Check each line below for the word "Dress", and copy those that have it.
Material provided Start Marker
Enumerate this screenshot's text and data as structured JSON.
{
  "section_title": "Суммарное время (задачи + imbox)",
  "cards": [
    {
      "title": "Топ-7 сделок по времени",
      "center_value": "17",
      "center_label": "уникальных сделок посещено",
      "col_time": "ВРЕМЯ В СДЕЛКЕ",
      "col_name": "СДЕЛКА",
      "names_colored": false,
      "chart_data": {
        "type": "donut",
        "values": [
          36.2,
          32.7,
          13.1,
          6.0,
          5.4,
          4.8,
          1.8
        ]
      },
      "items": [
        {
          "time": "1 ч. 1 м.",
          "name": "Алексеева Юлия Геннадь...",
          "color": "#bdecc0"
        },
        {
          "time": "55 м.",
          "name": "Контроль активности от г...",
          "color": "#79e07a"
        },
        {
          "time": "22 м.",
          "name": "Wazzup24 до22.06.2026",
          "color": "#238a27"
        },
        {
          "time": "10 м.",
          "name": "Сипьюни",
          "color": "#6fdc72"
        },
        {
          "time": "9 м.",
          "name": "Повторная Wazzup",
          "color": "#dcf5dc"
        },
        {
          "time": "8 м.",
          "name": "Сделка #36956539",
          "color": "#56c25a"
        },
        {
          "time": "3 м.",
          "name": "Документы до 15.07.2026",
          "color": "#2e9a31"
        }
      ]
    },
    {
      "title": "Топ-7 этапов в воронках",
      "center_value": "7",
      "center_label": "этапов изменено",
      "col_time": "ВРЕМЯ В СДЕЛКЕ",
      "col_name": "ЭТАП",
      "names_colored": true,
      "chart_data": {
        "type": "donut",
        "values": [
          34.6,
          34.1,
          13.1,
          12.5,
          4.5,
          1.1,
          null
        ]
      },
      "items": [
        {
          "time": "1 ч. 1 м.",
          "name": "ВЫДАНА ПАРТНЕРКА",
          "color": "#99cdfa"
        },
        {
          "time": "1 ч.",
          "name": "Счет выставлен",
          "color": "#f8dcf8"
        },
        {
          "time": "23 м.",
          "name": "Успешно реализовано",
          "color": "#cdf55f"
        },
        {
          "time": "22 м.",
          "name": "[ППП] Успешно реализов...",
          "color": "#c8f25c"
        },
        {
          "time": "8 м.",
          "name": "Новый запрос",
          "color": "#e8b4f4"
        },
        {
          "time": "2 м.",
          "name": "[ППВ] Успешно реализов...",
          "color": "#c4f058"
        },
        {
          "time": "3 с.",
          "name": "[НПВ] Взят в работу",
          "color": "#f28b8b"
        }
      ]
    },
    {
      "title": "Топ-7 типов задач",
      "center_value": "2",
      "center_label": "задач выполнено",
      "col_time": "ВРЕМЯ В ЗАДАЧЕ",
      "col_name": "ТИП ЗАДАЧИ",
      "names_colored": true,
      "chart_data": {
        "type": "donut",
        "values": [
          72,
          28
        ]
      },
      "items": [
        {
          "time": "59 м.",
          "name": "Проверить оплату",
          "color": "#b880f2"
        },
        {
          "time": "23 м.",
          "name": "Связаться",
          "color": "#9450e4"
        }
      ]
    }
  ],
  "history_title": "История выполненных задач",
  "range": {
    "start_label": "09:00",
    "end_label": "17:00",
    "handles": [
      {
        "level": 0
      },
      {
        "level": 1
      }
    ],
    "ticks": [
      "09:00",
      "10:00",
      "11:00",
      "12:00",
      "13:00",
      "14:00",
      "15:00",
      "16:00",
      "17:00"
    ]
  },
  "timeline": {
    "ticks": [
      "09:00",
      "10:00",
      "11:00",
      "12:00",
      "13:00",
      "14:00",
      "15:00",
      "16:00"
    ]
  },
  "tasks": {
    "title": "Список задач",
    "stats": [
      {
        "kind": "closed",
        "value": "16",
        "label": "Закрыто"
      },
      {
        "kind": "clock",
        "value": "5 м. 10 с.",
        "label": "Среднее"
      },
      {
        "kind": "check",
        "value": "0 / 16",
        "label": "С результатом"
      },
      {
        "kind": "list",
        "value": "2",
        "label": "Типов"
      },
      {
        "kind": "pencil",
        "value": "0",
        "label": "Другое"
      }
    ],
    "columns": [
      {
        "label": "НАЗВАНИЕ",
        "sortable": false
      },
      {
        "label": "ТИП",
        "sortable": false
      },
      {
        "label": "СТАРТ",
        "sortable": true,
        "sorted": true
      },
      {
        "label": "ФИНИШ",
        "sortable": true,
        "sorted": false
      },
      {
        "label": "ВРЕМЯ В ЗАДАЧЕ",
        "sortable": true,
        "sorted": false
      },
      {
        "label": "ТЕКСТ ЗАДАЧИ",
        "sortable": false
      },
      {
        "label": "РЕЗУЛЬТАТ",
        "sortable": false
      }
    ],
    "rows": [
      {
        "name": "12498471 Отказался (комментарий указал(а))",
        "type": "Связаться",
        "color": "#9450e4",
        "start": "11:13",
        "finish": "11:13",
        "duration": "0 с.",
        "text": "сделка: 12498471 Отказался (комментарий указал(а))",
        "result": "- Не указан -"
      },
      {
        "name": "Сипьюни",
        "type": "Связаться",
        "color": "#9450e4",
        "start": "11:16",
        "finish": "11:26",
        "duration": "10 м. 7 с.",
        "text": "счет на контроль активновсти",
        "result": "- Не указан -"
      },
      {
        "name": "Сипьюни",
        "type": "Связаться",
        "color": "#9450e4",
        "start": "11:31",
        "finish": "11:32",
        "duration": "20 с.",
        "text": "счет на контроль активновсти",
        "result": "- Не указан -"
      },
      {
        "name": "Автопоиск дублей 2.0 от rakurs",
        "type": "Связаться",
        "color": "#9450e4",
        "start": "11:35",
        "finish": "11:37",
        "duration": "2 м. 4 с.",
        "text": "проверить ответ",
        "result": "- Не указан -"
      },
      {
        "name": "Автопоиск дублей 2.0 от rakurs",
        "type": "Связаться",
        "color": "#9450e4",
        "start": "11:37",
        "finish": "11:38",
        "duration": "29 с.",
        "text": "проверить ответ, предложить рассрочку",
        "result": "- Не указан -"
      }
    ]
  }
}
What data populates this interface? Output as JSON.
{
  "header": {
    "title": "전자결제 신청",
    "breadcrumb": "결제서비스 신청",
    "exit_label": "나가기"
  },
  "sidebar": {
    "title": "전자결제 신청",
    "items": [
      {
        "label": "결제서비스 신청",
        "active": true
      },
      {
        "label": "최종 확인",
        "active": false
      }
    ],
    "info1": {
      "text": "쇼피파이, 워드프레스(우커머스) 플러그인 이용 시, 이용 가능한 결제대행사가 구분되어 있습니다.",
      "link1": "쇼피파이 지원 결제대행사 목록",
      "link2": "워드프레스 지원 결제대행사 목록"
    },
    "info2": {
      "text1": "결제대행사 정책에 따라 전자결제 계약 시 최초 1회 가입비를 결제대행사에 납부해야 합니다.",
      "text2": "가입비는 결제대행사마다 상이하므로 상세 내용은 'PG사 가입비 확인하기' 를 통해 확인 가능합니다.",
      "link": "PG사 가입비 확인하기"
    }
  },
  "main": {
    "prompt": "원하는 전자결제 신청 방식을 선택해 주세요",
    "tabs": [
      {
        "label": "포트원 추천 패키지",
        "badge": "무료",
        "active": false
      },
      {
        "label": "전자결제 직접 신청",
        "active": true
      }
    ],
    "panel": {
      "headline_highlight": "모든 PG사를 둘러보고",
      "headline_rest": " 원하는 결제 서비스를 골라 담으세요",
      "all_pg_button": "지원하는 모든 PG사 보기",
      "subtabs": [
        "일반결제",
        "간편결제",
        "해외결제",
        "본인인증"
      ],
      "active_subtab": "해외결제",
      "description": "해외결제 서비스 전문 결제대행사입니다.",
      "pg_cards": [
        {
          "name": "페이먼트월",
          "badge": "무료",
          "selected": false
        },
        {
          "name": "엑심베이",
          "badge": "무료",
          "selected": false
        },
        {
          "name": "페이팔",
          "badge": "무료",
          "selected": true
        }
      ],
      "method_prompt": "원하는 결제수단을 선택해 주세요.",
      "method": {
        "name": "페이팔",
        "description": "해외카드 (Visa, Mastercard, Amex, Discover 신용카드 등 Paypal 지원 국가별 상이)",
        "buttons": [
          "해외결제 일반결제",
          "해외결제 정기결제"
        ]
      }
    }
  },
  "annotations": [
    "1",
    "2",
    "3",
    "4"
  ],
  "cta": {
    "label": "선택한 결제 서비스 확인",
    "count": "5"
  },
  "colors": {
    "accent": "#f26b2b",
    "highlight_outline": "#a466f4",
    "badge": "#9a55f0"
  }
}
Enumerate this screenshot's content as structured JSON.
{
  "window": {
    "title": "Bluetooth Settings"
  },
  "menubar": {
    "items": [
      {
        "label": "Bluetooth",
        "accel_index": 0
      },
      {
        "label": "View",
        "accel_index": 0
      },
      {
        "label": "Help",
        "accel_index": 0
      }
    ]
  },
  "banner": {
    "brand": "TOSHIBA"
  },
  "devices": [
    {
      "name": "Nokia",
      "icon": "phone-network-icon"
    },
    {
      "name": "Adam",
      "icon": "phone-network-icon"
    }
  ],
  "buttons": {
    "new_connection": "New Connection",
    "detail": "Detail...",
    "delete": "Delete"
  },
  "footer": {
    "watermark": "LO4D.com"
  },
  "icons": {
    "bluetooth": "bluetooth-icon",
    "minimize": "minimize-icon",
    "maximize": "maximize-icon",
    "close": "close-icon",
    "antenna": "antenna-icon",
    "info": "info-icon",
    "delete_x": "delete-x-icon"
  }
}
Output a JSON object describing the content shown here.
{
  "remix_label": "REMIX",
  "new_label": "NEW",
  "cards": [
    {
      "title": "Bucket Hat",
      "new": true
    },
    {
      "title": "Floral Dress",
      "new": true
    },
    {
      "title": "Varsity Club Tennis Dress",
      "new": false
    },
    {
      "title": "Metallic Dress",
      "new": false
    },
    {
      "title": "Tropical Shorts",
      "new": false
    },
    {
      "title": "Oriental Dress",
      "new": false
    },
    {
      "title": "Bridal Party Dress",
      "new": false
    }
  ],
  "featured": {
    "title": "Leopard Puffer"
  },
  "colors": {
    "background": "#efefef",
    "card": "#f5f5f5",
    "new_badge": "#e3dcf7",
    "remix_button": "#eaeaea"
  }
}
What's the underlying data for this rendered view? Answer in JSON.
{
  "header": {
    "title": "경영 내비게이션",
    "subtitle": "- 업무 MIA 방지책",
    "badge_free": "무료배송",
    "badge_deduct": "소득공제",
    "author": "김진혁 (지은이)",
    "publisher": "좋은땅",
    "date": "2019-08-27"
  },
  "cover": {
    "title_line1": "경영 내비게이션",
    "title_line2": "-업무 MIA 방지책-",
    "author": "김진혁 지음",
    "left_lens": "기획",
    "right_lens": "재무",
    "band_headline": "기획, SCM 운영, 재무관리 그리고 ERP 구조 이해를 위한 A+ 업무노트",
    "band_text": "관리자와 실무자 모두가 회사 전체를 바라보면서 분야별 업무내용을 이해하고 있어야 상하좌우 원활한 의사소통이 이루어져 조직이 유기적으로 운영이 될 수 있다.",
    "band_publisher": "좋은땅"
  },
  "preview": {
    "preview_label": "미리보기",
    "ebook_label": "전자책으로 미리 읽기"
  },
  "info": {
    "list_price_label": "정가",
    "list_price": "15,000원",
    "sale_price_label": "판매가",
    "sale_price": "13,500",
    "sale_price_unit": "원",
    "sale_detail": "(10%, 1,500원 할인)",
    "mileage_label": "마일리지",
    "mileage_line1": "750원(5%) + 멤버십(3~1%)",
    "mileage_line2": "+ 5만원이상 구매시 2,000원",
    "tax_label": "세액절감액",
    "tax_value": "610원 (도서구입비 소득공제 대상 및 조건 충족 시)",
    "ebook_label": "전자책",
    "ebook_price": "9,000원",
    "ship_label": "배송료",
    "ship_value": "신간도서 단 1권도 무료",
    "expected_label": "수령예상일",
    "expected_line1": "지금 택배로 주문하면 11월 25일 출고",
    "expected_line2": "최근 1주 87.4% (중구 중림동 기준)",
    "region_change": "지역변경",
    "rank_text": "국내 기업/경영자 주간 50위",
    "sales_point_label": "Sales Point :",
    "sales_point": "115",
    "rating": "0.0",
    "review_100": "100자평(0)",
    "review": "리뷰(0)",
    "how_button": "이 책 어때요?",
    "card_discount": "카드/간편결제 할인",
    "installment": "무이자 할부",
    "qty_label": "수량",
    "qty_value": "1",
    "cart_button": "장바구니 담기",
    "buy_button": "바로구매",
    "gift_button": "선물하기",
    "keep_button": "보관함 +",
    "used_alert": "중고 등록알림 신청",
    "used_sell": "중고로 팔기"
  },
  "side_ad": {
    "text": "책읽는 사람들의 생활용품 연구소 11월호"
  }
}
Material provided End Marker
**Reply:**
      "title": "Floral Dress",
      "title": "Varsity Club Tennis Dress",
      "title": "Metallic Dress",
      "title": "Oriental Dress",
      "title": "Bridal Party Dress",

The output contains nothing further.